Cándido Tirado's Momma's Boyz begins with the end of a journey: A young man known simply as Mimic stands by the coffin containing the body of his friend Shine. Mimic ponders the events that have led to this sad end and swears that if it were possible, he would turn back time to ensure that Shine doesn't fall prey to the bullet fired by their friend and fellow drug dealer Thug.
From this opening, Tirado's promising humor-infused drama works backward chronologically to the moment when Thug, hungry for the finer things in life but not too bright (played with dim menace by Jesús Martínez), invites Mimic and Shine to join him in the drug trade.
Although performed in Spanish with only adequate simultaneous translation, Tirado's gift for smart, streetwise dialogue is apparent. Even more impressive are the comedic dichotomies he gives his characters and with which he infuses what might otherwise have been stereotypical situations. For instance, Shine, a shrewd capitalist at heart (played by a winning Janio Marrero), banters with his buyers about their families and maintains a "buy 10 get one free" policy, all to ensure customer loyalty. This loyalty is just one factor leading to the animosity between Shine and Thug.
Equally amusing are the moments when Mimic's life as an aspiring actor brushes up against his life as a drug dealer. It's here that Flaco Navaja as Mimic capitalizes beautifully on the play's comic conceits.
Despite the trio of well-crafted performances, Tirado's script, which he has also directed, becomes overly labored in its backward progression. For this morality play with a sentimental yet satisfying twist to achieve maximum impact, the director would be wise to talk his playwright into a few judicious trims.

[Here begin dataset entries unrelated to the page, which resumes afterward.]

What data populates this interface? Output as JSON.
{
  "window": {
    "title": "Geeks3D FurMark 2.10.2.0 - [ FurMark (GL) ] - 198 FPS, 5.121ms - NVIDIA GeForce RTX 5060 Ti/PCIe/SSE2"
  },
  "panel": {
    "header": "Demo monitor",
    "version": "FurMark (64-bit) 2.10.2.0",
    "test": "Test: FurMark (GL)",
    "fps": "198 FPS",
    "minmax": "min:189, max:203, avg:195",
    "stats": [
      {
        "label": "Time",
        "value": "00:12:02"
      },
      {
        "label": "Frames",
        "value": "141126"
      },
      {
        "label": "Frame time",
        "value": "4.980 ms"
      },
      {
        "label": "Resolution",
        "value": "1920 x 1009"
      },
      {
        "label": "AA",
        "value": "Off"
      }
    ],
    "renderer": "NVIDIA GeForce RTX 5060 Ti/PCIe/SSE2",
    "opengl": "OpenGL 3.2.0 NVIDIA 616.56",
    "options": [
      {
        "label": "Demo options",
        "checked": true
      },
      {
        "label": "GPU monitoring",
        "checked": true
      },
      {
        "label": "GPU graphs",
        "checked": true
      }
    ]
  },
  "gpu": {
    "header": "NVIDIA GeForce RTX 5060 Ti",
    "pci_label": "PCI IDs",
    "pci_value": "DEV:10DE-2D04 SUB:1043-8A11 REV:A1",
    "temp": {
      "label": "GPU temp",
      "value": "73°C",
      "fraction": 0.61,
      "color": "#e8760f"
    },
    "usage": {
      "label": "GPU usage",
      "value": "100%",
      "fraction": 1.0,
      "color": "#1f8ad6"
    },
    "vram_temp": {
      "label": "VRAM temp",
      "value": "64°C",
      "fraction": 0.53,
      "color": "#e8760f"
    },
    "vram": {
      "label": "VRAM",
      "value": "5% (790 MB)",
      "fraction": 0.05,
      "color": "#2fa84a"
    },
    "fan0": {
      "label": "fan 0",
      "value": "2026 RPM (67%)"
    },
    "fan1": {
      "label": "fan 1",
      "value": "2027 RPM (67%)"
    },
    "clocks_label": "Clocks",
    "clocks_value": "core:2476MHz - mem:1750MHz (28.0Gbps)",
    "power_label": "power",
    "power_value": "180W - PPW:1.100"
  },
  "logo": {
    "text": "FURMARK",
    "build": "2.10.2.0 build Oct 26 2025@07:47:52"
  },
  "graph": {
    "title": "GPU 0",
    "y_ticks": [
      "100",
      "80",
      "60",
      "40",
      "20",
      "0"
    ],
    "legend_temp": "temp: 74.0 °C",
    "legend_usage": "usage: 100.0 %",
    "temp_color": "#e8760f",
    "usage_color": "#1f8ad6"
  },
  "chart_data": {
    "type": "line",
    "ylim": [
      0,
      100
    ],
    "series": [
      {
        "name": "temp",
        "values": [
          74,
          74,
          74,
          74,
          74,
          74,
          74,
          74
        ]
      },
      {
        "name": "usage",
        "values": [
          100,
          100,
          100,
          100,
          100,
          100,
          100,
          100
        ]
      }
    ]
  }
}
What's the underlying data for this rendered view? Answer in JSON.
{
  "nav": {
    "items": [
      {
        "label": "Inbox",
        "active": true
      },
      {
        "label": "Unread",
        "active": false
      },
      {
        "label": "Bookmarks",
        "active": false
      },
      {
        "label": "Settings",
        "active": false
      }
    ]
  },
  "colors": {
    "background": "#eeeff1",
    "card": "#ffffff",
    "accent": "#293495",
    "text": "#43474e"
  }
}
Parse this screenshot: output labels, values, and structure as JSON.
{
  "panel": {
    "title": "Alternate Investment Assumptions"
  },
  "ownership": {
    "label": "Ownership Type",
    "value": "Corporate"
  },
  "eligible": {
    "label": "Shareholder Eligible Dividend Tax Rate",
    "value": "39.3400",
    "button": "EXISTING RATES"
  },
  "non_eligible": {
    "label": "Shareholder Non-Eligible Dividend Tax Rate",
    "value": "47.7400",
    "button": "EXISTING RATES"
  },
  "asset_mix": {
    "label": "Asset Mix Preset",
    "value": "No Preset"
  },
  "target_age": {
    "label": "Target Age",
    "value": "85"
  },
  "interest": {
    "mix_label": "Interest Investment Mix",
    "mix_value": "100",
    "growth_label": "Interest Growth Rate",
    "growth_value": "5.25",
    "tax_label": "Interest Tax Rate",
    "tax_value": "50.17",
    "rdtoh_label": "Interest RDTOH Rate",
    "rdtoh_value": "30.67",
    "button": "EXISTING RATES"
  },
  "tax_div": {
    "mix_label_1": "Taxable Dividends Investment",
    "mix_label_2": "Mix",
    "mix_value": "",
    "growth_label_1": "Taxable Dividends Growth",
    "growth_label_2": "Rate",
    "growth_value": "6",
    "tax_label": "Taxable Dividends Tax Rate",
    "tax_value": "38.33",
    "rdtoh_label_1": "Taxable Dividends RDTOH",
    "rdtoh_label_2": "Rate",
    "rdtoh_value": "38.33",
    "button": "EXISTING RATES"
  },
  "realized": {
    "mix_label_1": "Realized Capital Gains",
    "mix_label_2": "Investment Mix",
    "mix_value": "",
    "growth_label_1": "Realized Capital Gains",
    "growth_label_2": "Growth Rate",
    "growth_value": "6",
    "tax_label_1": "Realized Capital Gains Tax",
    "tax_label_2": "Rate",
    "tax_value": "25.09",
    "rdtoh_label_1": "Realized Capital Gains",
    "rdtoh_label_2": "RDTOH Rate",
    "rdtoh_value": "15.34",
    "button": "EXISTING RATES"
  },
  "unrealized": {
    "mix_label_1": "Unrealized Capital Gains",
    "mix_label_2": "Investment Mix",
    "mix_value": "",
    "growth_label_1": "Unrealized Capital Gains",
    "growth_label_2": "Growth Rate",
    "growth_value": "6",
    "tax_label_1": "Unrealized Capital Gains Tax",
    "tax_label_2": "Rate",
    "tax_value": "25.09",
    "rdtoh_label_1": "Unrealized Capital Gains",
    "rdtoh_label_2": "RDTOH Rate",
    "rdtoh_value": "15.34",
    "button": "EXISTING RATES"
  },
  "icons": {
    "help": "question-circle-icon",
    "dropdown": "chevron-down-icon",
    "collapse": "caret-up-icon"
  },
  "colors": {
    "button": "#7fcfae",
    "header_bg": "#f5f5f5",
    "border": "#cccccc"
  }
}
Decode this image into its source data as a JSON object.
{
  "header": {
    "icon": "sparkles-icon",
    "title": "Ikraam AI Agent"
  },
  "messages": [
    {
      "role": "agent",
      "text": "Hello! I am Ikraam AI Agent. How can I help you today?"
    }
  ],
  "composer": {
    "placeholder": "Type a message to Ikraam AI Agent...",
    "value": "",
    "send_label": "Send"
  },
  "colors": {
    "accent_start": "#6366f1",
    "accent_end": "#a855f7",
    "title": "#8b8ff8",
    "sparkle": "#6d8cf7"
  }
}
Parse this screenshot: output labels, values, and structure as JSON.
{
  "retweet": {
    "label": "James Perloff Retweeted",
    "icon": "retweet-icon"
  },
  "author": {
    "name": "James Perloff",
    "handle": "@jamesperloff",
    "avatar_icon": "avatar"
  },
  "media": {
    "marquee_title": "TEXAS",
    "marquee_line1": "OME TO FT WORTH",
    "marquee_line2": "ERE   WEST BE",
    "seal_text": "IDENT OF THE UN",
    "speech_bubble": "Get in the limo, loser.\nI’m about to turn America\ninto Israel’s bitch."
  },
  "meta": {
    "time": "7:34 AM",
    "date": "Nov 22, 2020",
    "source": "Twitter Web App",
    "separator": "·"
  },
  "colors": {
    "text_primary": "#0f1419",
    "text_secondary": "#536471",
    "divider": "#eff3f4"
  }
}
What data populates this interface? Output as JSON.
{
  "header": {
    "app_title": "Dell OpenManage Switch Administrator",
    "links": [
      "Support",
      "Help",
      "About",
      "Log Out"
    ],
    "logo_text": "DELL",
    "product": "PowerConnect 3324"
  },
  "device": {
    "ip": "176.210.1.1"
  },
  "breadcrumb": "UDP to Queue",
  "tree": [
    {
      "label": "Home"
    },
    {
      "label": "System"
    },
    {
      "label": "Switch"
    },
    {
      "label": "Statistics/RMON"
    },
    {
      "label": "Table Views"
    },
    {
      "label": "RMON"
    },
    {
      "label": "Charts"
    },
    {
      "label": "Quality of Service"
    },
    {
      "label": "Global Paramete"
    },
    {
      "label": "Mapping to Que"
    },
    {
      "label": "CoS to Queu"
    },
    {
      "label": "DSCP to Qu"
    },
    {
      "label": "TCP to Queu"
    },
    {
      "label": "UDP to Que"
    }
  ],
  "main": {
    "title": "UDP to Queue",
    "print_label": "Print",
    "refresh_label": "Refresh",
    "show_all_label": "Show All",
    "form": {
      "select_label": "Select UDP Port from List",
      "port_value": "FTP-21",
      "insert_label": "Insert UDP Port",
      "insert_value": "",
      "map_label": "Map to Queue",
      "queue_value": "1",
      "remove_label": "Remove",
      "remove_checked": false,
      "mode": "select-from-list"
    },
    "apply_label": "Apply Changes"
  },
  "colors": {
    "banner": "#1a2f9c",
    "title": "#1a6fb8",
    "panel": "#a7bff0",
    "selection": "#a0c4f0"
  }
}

Presented by and at Repertorio Español 138 E. 27th St., NYC. May 11-June 11. Schedule varies. (212) 225-9920 or www.repertorio.org.